Book Image

Practical Predictive Analytics

By : Ralph Winters
Book Image

Practical Predictive Analytics

By: Ralph Winters

Overview of this book

This is the go-to book for anyone interested in the steps needed to develop predictive analytics solutions with examples from the world of marketing, healthcare, and retail. We'll get started with a brief history of predictive analytics and learn about different roles and functions people play within a predictive analytics project. Then, we will learn about various ways of installing R along with their pros and cons, combined with a step-by-step installation of RStudio, and a description of the best practices for organizing your projects. On completing the installation, we will begin to acquire the skills necessary to input, clean, and prepare your data for modeling. We will learn the six specific steps needed to implement and successfully deploy a predictive model starting from asking the right questions through model development and ending with deploying your predictive model into production. We will learn why collaboration is important and how agile iterative modeling cycles can increase your chances of developing and deploying the best successful model. We will continue your journey in the cloud by extending your skill set by learning about Databricks and SparkR, which allow you to develop predictive models on vast gigabytes of data.
Table of Contents (19 chapters)
Title Page
About the Author
About the Reviewers
Customer Feedback

Variable selection

The model we just worked with had a limited number of variables, so mechanical variable selection methods when dealing with a large number of variables were not really that pertinent. We were able to pinpoint the important ones via the regression model. However, for a model with a large number of variables we could use the glmulti package for the purpose of performing variable selection.

For the churn example that was generated, we have a small number of variables, so it is easy to demonstrate a variable selection and not so time consuming.

In the following code, we will set the maximum number of terms to include in the best regression to 10 in order to limit the computational time needed to perform an exhaustive search.
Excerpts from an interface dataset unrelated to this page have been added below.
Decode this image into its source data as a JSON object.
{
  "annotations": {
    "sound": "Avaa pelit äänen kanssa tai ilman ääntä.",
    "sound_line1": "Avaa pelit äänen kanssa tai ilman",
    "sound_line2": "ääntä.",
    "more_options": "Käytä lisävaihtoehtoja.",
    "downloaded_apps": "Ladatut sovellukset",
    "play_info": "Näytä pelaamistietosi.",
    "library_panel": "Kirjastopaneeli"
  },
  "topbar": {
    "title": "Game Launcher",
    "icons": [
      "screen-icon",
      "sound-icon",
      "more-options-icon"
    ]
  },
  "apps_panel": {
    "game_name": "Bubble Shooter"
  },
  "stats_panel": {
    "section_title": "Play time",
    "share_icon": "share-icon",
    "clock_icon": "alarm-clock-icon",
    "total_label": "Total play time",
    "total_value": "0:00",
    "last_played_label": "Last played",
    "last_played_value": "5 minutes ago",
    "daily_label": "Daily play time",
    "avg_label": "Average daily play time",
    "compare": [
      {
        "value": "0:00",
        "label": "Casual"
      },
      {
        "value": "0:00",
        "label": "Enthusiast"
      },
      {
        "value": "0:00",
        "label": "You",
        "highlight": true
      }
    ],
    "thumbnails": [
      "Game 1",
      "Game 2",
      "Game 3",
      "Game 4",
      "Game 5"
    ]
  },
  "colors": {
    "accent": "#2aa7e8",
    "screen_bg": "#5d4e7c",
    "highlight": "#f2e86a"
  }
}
We will also use the genetic algorithm option (method = "g") which can be much faster with larger datasets, since it only considers the best subsets of all of the combinations.

If you wish to perform an exhaustive search, use method = "h". However, be forewarned...